While One Million Dubliners appears to initiate this approach to life, it is actually an early adopter of a wider society-wide shift in the way we perceive the world. New Sincerity and Authenticity rule. David Foster Wallace got there even earlier with his tale of bureaucratic meaning in The Pale King. Long seen as the mark of an unlived life, these small details in life; the new thinking argues; are the places where we live. Although many visitors come for the grave of Michael Collins, these visits provide revenue so that the cemetery can house its other 1.5 million residents.

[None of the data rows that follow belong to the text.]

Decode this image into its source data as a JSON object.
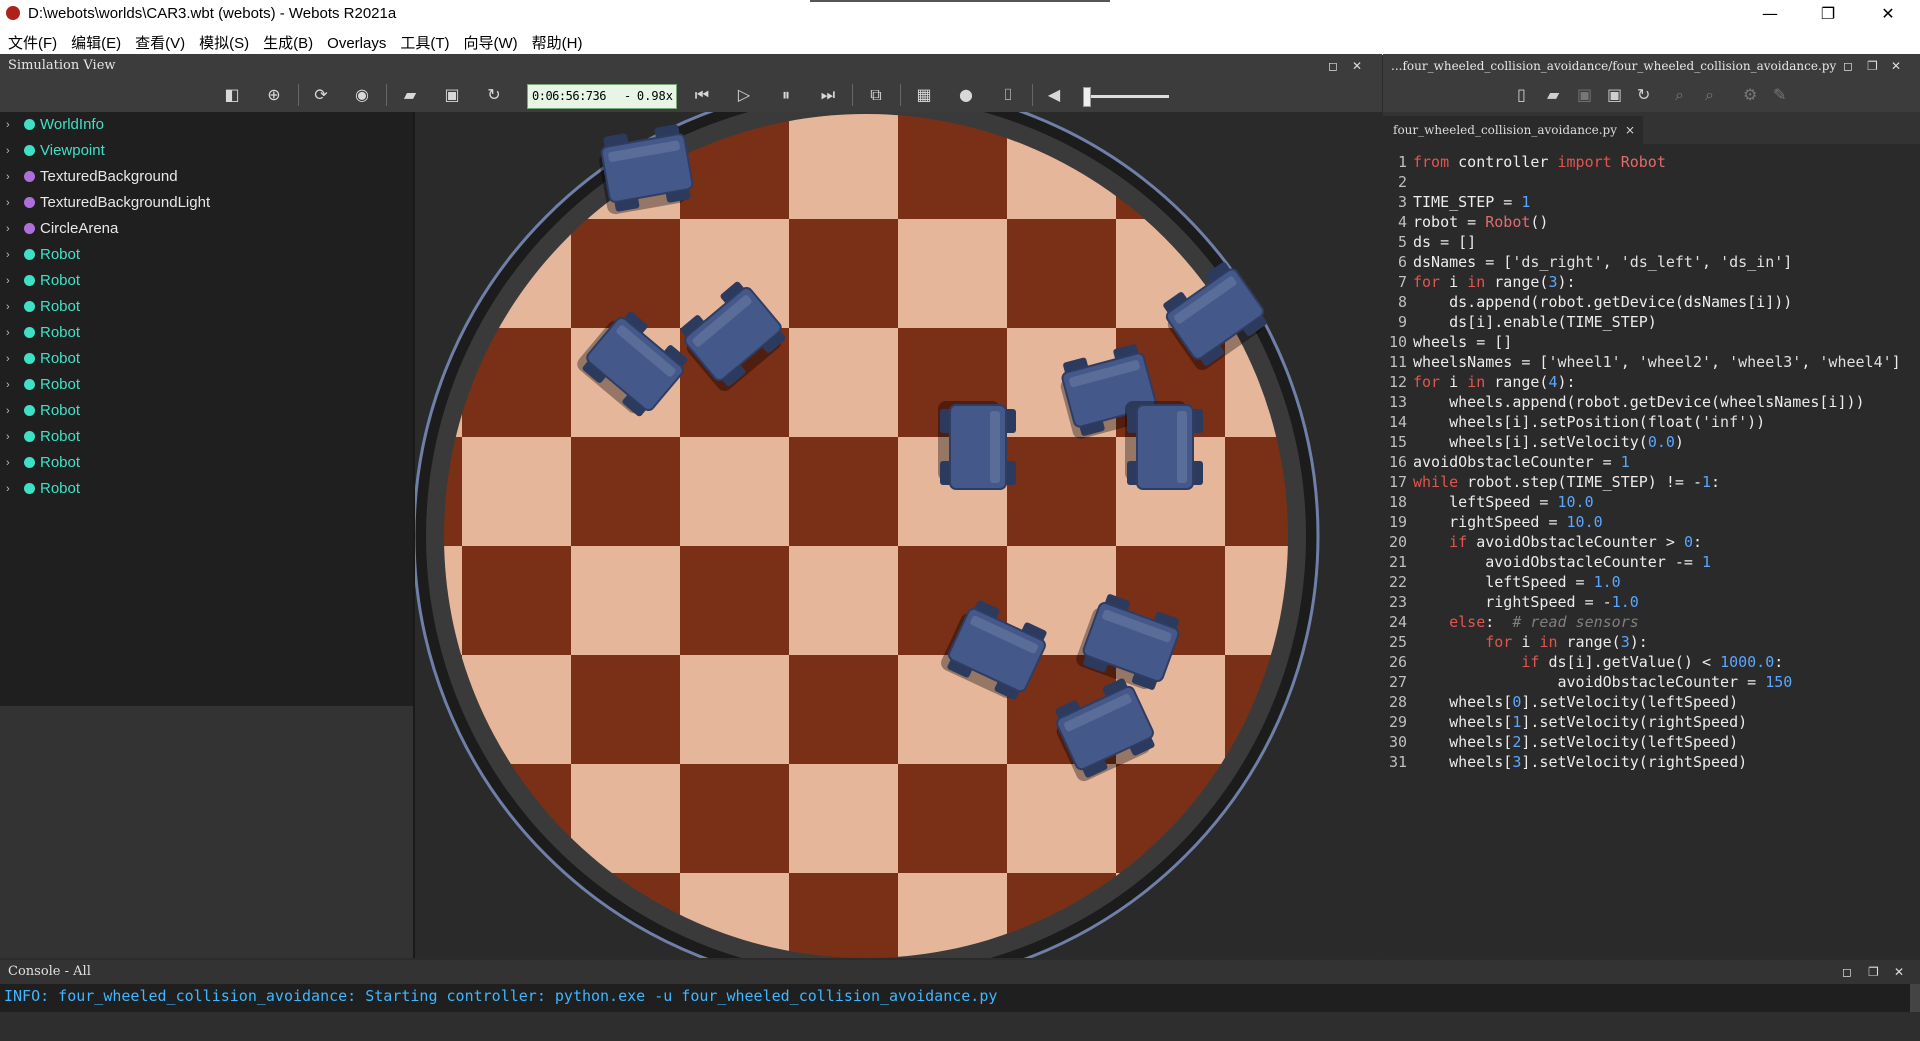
{
  "window": {
    "title": "D:\\webots\\worlds\\CAR3.wbt (webots) - Webots R2021a",
    "minimize": "—",
    "maximize": "❐",
    "close": "✕"
  },
  "menu": [
    "文件(F)",
    "编辑(E)",
    "查看(V)",
    "模拟(S)",
    "生成(B)",
    "Overlays",
    "工具(T)",
    "向导(W)",
    "帮助(H)"
  ],
  "simulation_view": {
    "title": "Simulation View",
    "time": "0:06:56:736",
    "separator": "-",
    "speed": "0.98x"
  },
  "scene_tree": [
    {
      "label": "WorldInfo",
      "color": "#3fe0c5"
    },
    {
      "label": "Viewpoint",
      "color": "#3fe0c5"
    },
    {
      "label": "TexturedBackground",
      "color": "#b06fd8"
    },
    {
      "label": "TexturedBackgroundLight",
      "color": "#b06fd8"
    },
    {
      "label": "CircleArena",
      "color": "#b06fd8"
    },
    {
      "label": "Robot",
      "color": "#3fe0c5"
    },
    {
      "label": "Robot",
      "color": "#3fe0c5"
    },
    {
      "label": "Robot",
      "color": "#3fe0c5"
    },
    {
      "label": "Robot",
      "color": "#3fe0c5"
    },
    {
      "label": "Robot",
      "color": "#3fe0c5"
    },
    {
      "label": "Robot",
      "color": "#3fe0c5"
    },
    {
      "label": "Robot",
      "color": "#3fe0c5"
    },
    {
      "label": "Robot",
      "color": "#3fe0c5"
    },
    {
      "label": "Robot",
      "color": "#3fe0c5"
    },
    {
      "label": "Robot",
      "color": "#3fe0c5"
    }
  ],
  "editor": {
    "panel_title": "...four_wheeled_collision_avoidance/four_wheeled_collision_avoidance.py",
    "tab_label": "four_wheeled_collision_avoidance.py",
    "tab_close": "×",
    "code": [
      "from controller import Robot",
      "",
      "TIME_STEP = 1",
      "robot = Robot()",
      "ds = []",
      "dsNames = ['ds_right', 'ds_left', 'ds_in']",
      "for i in range(3):",
      "    ds.append(robot.getDevice(dsNames[i]))",
      "    ds[i].enable(TIME_STEP)",
      "wheels = []",
      "wheelsNames = ['wheel1', 'wheel2', 'wheel3', 'wheel4']",
      "for i in range(4):",
      "    wheels.append(robot.getDevice(wheelsNames[i]))",
      "    wheels[i].setPosition(float('inf'))",
      "    wheels[i].setVelocity(0.0)",
      "avoidObstacleCounter = 1",
      "while robot.step(TIME_STEP) != -1:",
      "    leftSpeed = 10.0",
      "    rightSpeed = 10.0",
      "    if avoidObstacleCounter > 0:",
      "        avoidObstacleCounter -= 1",
      "        leftSpeed = 1.0",
      "        rightSpeed = -1.0",
      "    else:  # read sensors",
      "        for i in range(3):",
      "            if ds[i].getValue() < 1000.0:",
      "                avoidObstacleCounter = 150",
      "    wheels[0].setVelocity(leftSpeed)",
      "    wheels[1].setVelocity(rightSpeed)",
      "    wheels[2].setVelocity(leftSpeed)",
      "    wheels[3].setVelocity(rightSpeed)"
    ]
  },
  "console": {
    "title": "Console - All",
    "message": "INFO: four_wheeled_collision_avoidance: Starting controller: python.exe -u four_wheeled_collision_avoidance.py"
  },
  "colors": {
    "dark_square": "#7a2f17",
    "light_square": "#e6b69a",
    "robot_body": "#44598a",
    "node_teal": "#3fe0c5",
    "node_purple": "#b06fd8",
    "console_text": "#3fb6ff"
  },
  "robots": [
    {
      "angle": -10
    },
    {
      "angle": -40
    },
    {
      "angle": 40
    },
    {
      "angle": -35
    },
    {
      "angle": -15
    },
    {
      "angle": 90
    },
    {
      "angle": 90
    },
    {
      "angle": 25
    },
    {
      "angle": 20
    },
    {
      "angle": -25
    }
  ]
}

When we first hear that the cemetery is designed to maximise the number of graves, we react with revulsion. It makes sense, obviously. But we tend to think of death in such mystical terms that to be confronted with such an ugly and capitalistic fact brings us a little too close. As the film goes on, we come to appreciate this closeness. It takes the pressure off. By confronting the physical reality rather than fobbing it off with platitudes, we come to see the connectedness of everyone. 1.5 million Dubliners, connected to each other through muck. “We’re just caretakers,” say the cemetery’s staff, “One day [We’ll] end up in Glasnevin Cemetery, too.”

Rarely has a film outperformed expectations to this degree. Its description is hardly enticing. But, like the small details of the cemetery, it catches you off guard and provides you with all you need in a film.

Click here for our coverage of Irish Film at the 26th Galway Film Fleadh  (8 – 13 July, 2014)


One Million Dubliners: Preview of Irish Film at the Galway Film Fleadh

one million dubliners

The 26th Galway Film Fleadh (8 – 13 July, 2014)

One Million Dubliners

Sat 12th July

Town Hall Theatre


The feature documentary about Glasnevin Cemetery, One Million Dubliners, is to have its world premiere at the 26th annual Galway Film Fleadh next week.

Directed by Aoife Kelleher and produced by Underground Films, One Million Dubliners uses Glasnevin cemetery as a platform to explore life and death. Ireland’s largest non-denominational cemetery, it is the resting place of over 1.5 million people. In this documentary a tour guide takes us through the headstones, american tourists search for ancestors and gravediggers and musician celebrate.

One Million Dubliners reveals the often unspoken — stories of ritual, emotion, history, and the business of death.

Tickets are available to book from the Town Hall Theatre on 091 569777, or at

Director Aoife Kelleher and producer Rachel Lysaght will attend.

Director: Aoife Kelleher

Producer: Rachel Lysaght